  3. I don't think you understood my point. I mean that it is unusual for an adult married couple to still live with parents 7 years into a marriage, rather than having your own home and utilities, etc. That might raise questions at your interview.
  4. Curious about the living with parents for 7 years of marriage already. Wouldn’t that raise scrutiny, as it’s more typical for married couples to establish their own households long before then?
  5. Okay, well my point was that being admitted is at their discretion.
  6. Jorgedig


    Have you looked at the timelines here on VJ for your particular field office? Both Dallas and Houston are taking >400 days currently I believe.
  7. They will not approve it, even if USCIS mistakenly approved it. The two year rule is firm.
  8. Jorgedig


    Just get a certified copy and send that. Photocopies of documents can be falsified.
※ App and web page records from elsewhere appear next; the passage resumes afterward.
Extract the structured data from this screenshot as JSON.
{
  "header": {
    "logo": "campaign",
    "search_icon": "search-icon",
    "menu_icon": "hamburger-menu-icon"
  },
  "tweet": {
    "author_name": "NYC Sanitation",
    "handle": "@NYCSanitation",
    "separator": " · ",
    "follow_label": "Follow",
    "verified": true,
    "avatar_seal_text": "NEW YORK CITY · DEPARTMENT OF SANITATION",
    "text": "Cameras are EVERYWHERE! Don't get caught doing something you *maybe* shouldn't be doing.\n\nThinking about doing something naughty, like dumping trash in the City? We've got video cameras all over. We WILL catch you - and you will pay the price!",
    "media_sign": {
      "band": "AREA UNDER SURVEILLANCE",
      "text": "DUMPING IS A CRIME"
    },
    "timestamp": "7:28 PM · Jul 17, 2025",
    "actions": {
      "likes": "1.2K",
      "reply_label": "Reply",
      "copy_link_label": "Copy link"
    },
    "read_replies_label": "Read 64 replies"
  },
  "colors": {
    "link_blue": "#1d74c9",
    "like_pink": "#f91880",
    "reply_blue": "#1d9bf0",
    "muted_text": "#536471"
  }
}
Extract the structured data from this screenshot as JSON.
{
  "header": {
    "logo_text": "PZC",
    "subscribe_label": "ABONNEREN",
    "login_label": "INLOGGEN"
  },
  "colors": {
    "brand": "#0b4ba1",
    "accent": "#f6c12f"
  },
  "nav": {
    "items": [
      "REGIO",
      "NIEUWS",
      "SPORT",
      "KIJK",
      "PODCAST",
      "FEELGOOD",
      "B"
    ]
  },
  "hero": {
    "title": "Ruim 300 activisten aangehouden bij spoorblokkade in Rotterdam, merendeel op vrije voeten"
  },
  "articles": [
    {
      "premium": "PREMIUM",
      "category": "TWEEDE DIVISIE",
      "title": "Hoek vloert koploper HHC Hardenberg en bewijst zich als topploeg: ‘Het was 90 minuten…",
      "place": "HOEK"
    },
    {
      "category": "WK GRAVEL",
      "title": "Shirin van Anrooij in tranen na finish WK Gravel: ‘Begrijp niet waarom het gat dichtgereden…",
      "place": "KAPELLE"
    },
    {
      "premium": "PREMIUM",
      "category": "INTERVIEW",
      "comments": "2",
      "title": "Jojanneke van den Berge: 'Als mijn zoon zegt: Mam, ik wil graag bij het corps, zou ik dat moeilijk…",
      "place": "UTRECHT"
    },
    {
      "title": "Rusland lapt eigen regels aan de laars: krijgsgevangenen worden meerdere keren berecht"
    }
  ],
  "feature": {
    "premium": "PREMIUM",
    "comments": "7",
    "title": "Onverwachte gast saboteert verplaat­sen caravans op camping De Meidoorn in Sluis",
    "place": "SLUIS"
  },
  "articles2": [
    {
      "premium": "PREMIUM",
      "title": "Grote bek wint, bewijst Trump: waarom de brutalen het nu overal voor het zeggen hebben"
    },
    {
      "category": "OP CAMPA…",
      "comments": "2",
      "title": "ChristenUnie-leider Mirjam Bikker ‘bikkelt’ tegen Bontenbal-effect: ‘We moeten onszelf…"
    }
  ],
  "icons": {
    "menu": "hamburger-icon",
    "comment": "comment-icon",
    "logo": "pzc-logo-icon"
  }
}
  9. Since you will have to have another in-person visit anyway, and then start the K-1 entirely over again, why not just marry on that visit, and do a CR-1? Did you not know about the requirement to have met within the immediate two years prior to filing the petition?
  10. Same basically, as with a B1/B2. She can apply for entry to the US after flying here. The length of stay (as with intent) is established by the CBP officers at entry. She will need to bring proof of ties to home because they are required by law to rule out immigrant intent, and it is the foreign visitor's burden to prove they will return to their country.
  11. If she already has a B1/B2, she can use that. It would still be up to the discretion of the CBP at POE, and with a pending spousal visa, she would need to show ties to home to convince them she does not have immigrant intent.
  12. It would be completely up to the CBP officer at her port of entry.
  13. Btw, if you complete your timeline you will receive answers that are more meaningful to your situation and geography.
  14. The officers can interview you together or separately. I can't speak to the stress levels, personally, as we are not at the AOS interview place yet. My husband did not find the K-1 interview to be particularly stressful. He had already been through a B-2 interview there, it is a low fraud consulate, and we had a solid case.